The Bangsamoro Transition Authority (BTA) is already halfway to its term as a transition government whose main tasks, among others, is to prepare the legal and organizational requirement for the installation of the regular BARMM government in 2022, set and implement development programs in the region as an affirmative action, rehabilitate communities devastated by wars, integrate former combatants into the mainstream society and to dismantle structures that created violence and to ensure institutional reforms that will prevent the recurrence of hostilities. These are gargantuan tasks to be accomplished within a very limited time. Nevertheless, these tasks are not the sole responsibility of the BTA but also of the national government This is part of the peace agreement stipulated in the BOL.

Study shows and observations reveal that many of these tasks have not been completely accomplished yet. The organizational, legal and political track had succeeded in many respects but still work is not complete. The normalization phase has yet to accomplish a lot of its major targets which will be jointly accomplished by the MILF and the government. The infrastructure to maintain peace and security in the region is yet to be completed. Building the mechanism towards healing, reconciliation and conflict transformation as recommended by the TJRC has barely touched the ground.

Let it be admitted that the process of implementation maybe relatively slow. In fact, there are doables that had not been done. This is understandable from the perspectives of work experience of the BTA under a new form of governance as well as the experience of the BTA leadership in running a government. A former MILF leader said once, “running a revolution is bloody, but running a government is doubly difficult”. This may not be a valid excuse but what do we expect? There is no quick fix to repairing a society devastated by long wars and violence.

According to the Bangsamoro Organic Law (BOL), the exit agreement of the peace process will be signed if all provisions are faithfully accomplished. However, given the many impediments faced by the BTA, the accomplishment of targets to successfully complete the transition might not happen within the timespan of the BTA. Already, local politicians/government officials are gearing for the 2022 national elections and aligning to national parties. Discussion whether the BTA will be allowed to pursue its mandate beyond 2022 and therefore postpone the BARMM elections, or otherwise, have snowballed to the level of communities as some elected officials have clearly made their stand.

For the Consortium of Bangsamoro Civil Society – as CSOs who are major stakeholders in the peace process, the questions we ask and the choices we make center on, but are not limited to, the following:
1. Whom can we attribute the failure to finish the gargantuan tasks assigned to the BTA and the national government?
2. Are the national government and the BTA working hard to finish their tasks?
3. What are the factors that contribute to these work deficits? Is it human factors? Environmental factors? COVID-19? Funding? Or indeed time constraints?
4. What is the best case scenario? Is it elections or extension?
5. Considering that a considerable amount of tasks have not been accomplished, will there be exit agreement?

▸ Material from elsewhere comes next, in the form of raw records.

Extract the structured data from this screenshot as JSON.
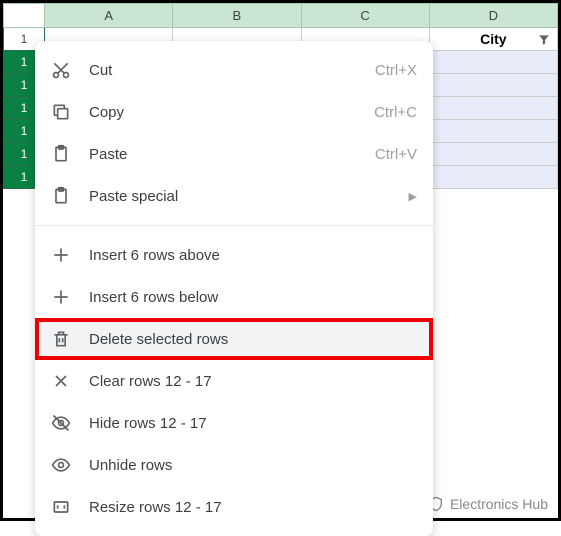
{
  "columns": {
    "A": "A",
    "B": "B",
    "C": "C",
    "D": "D"
  },
  "header_row_num": "1",
  "city_header": "City",
  "selected_rows": [
    "1",
    "1",
    "1",
    "1",
    "1",
    "1"
  ],
  "menu": {
    "cut": {
      "label": "Cut",
      "shortcut": "Ctrl+X"
    },
    "copy": {
      "label": "Copy",
      "shortcut": "Ctrl+C"
    },
    "paste": {
      "label": "Paste",
      "shortcut": "Ctrl+V"
    },
    "paste_special": {
      "label": "Paste special"
    },
    "insert_above": {
      "label": "Insert 6 rows above"
    },
    "insert_below": {
      "label": "Insert 6 rows below"
    },
    "delete_rows": {
      "label": "Delete selected rows"
    },
    "clear_rows": {
      "label": "Clear rows 12 - 17"
    },
    "hide_rows": {
      "label": "Hide rows 12 - 17"
    },
    "unhide_rows": {
      "label": "Unhide rows"
    },
    "resize_rows": {
      "label": "Resize rows 12 - 17"
    }
  },
  "watermark": "Electronics Hub"
}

While we recognize that elections are important part of democratic processes, and many are already itching to be in the helm of power in the BARMM, they are not always the solutions to problems.

If elections will push through as scheduled in 2022, will the MILF be ready to field their candidates, boycott or return to the fold of violence? Most importantly if they join, will they win?

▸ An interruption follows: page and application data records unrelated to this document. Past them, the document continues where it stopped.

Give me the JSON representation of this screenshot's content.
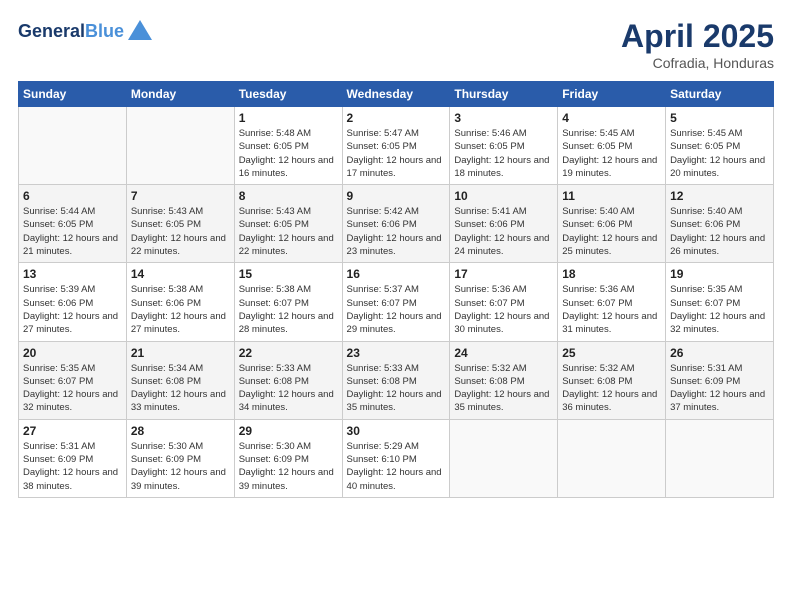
{
  "header": {
    "logo_line1": "General",
    "logo_line2": "Blue",
    "month": "April 2025",
    "location": "Cofradia, Honduras"
  },
  "days_of_week": [
    "Sunday",
    "Monday",
    "Tuesday",
    "Wednesday",
    "Thursday",
    "Friday",
    "Saturday"
  ],
  "weeks": [
    [
      {
        "day": "",
        "sunrise": "",
        "sunset": "",
        "daylight": ""
      },
      {
        "day": "",
        "sunrise": "",
        "sunset": "",
        "daylight": ""
      },
      {
        "day": "1",
        "sunrise": "Sunrise: 5:48 AM",
        "sunset": "Sunset: 6:05 PM",
        "daylight": "Daylight: 12 hours and 16 minutes."
      },
      {
        "day": "2",
        "sunrise": "Sunrise: 5:47 AM",
        "sunset": "Sunset: 6:05 PM",
        "daylight": "Daylight: 12 hours and 17 minutes."
      },
      {
        "day": "3",
        "sunrise": "Sunrise: 5:46 AM",
        "sunset": "Sunset: 6:05 PM",
        "daylight": "Daylight: 12 hours and 18 minutes."
      },
      {
        "day": "4",
        "sunrise": "Sunrise: 5:45 AM",
        "sunset": "Sunset: 6:05 PM",
        "daylight": "Daylight: 12 hours and 19 minutes."
      },
      {
        "day": "5",
        "sunrise": "Sunrise: 5:45 AM",
        "sunset": "Sunset: 6:05 PM",
        "daylight": "Daylight: 12 hours and 20 minutes."
      }
    ],
    [
      {
        "day": "6",
        "sunrise": "Sunrise: 5:44 AM",
        "sunset": "Sunset: 6:05 PM",
        "daylight": "Daylight: 12 hours and 21 minutes."
      },
      {
        "day": "7",
        "sunrise": "Sunrise: 5:43 AM",
        "sunset": "Sunset: 6:05 PM",
        "daylight": "Daylight: 12 hours and 22 minutes."
      },
      {
        "day": "8",
        "sunrise": "Sunrise: 5:43 AM",
        "sunset": "Sunset: 6:05 PM",
        "daylight": "Daylight: 12 hours and 22 minutes."
      },
      {
        "day": "9",
        "sunrise": "Sunrise: 5:42 AM",
        "sunset": "Sunset: 6:06 PM",
        "daylight": "Daylight: 12 hours and 23 minutes."
      },
      {
        "day": "10",
        "sunrise": "Sunrise: 5:41 AM",
        "sunset": "Sunset: 6:06 PM",
        "daylight": "Daylight: 12 hours and 24 minutes."
      },
      {
        "day": "11",
        "sunrise": "Sunrise: 5:40 AM",
        "sunset": "Sunset: 6:06 PM",
        "daylight": "Daylight: 12 hours and 25 minutes."
      },
      {
        "day": "12",
        "sunrise": "Sunrise: 5:40 AM",
        "sunset": "Sunset: 6:06 PM",
        "daylight": "Daylight: 12 hours and 26 minutes."
      }
    ],
    [
      {
        "day": "13",
        "sunrise": "Sunrise: 5:39 AM",
        "sunset": "Sunset: 6:06 PM",
        "daylight": "Daylight: 12 hours and 27 minutes."
      },
      {
        "day": "14",
        "sunrise": "Sunrise: 5:38 AM",
        "sunset": "Sunset: 6:06 PM",
        "daylight": "Daylight: 12 hours and 27 minutes."
      },
      {
        "day": "15",
        "sunrise": "Sunrise: 5:38 AM",
        "sunset": "Sunset: 6:07 PM",
        "daylight": "Daylight: 12 hours and 28 minutes."
      },
      {
        "day": "16",
        "sunrise": "Sunrise: 5:37 AM",
        "sunset": "Sunset: 6:07 PM",
        "daylight": "Daylight: 12 hours and 29 minutes."
      },
      {
        "day": "17",
        "sunrise": "Sunrise: 5:36 AM",
        "sunset": "Sunset: 6:07 PM",
        "daylight": "Daylight: 12 hours and 30 minutes."
      },
      {
        "day": "18",
        "sunrise": "Sunrise: 5:36 AM",
        "sunset": "Sunset: 6:07 PM",
        "daylight": "Daylight: 12 hours and 31 minutes."
      },
      {
        "day": "19",
        "sunrise": "Sunrise: 5:35 AM",
        "sunset": "Sunset: 6:07 PM",
        "daylight": "Daylight: 12 hours and 32 minutes."
      }
    ],
    [
      {
        "day": "20",
        "sunrise": "Sunrise: 5:35 AM",
        "sunset": "Sunset: 6:07 PM",
        "daylight": "Daylight: 12 hours and 32 minutes."
      },
      {
        "day": "21",
        "sunrise": "Sunrise: 5:34 AM",
        "sunset": "Sunset: 6:08 PM",
        "daylight": "Daylight: 12 hours and 33 minutes."
      },
      {
        "day": "22",
        "sunrise": "Sunrise: 5:33 AM",
        "sunset": "Sunset: 6:08 PM",
        "daylight": "Daylight: 12 hours and 34 minutes."
      },
      {
        "day": "23",
        "sunrise": "Sunrise: 5:33 AM",
        "sunset": "Sunset: 6:08 PM",
        "daylight": "Daylight: 12 hours and 35 minutes."
      },
      {
        "day": "24",
        "sunrise": "Sunrise: 5:32 AM",
        "sunset": "Sunset: 6:08 PM",
        "daylight": "Daylight: 12 hours and 35 minutes."
      },
      {
        "day": "25",
        "sunrise": "Sunrise: 5:32 AM",
        "sunset": "Sunset: 6:08 PM",
        "daylight": "Daylight: 12 hours and 36 minutes."
      },
      {
        "day": "26",
        "sunrise": "Sunrise: 5:31 AM",
        "sunset": "Sunset: 6:09 PM",
        "daylight": "Daylight: 12 hours and 37 minutes."
      }
    ],
    [
      {
        "day": "27",
        "sunrise": "Sunrise: 5:31 AM",
        "sunset": "Sunset: 6:09 PM",
        "daylight": "Daylight: 12 hours and 38 minutes."
      },
      {
        "day": "28",
        "sunrise": "Sunrise: 5:30 AM",
        "sunset": "Sunset: 6:09 PM",
        "daylight": "Daylight: 12 hours and 39 minutes."
      },
      {
        "day": "29",
        "sunrise": "Sunrise: 5:30 AM",
        "sunset": "Sunset: 6:09 PM",
        "daylight": "Daylight: 12 hours and 39 minutes."
      },
      {
        "day": "30",
        "sunrise": "Sunrise: 5:29 AM",
        "sunset": "Sunset: 6:10 PM",
        "daylight": "Daylight: 12 hours and 40 minutes."
      },
      {
        "day": "",
        "sunrise": "",
        "sunset": "",
        "daylight": ""
      },
      {
        "day": "",
        "sunrise": "",
        "sunset": "",
        "daylight": ""
      },
      {
        "day": "",
        "sunrise": "",
        "sunset": "",
        "daylight": ""
      }
    ]
  ]
}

Marginalizing the MILF in major decisions in pursuit of the peace architecture embedded in the peace agreement may not augur well in our search for peace. A deviation of the roadmap under the peace agreement may create tensions that can lead to violence. The history of the MNLF experience is a living witness where former leaders of revolutionary combatants who joined elections were minoritized and eventually marginalized in government key positions.

Fundamentally the transition is not only from the ARMM to BARMM, from the BTA to regular BARMM but most importantly a transition from conflict to peace. Granting an extension for the BTA and the incoming national leaders to conclude their work respectively and jointly under the auspices of the BOL will be the best option to sustain the peace gains.

Considering further that the circumstances behind the failure to complete the required tasks of the BTA on one hand and the national government on the other hand are partly beyond their control and the possibility that no exit agreement will be signed, we the Council of Leaders of the Consortium of Bangsamoro Civil Society (CBCS) has finally declared our choice for peace by supporting the call for the extension of the term of the BTA and postponing the elections of the officials of the BARMM with the option from both the MILF and the national government to retain the present members of the parliament or appoint new ones.

Let the MILF-led BTA and the incoming national leaders conclude the unfinished business of preparing a regular government that will contribute to a peaceful, cohesive, secured and inclusively developed communities in the Bangsamoro.

Agreed and approved by the CBCS Council of Leaders (COL) from the provinces of BARMM and non-BARMM areas on November 24, 2020.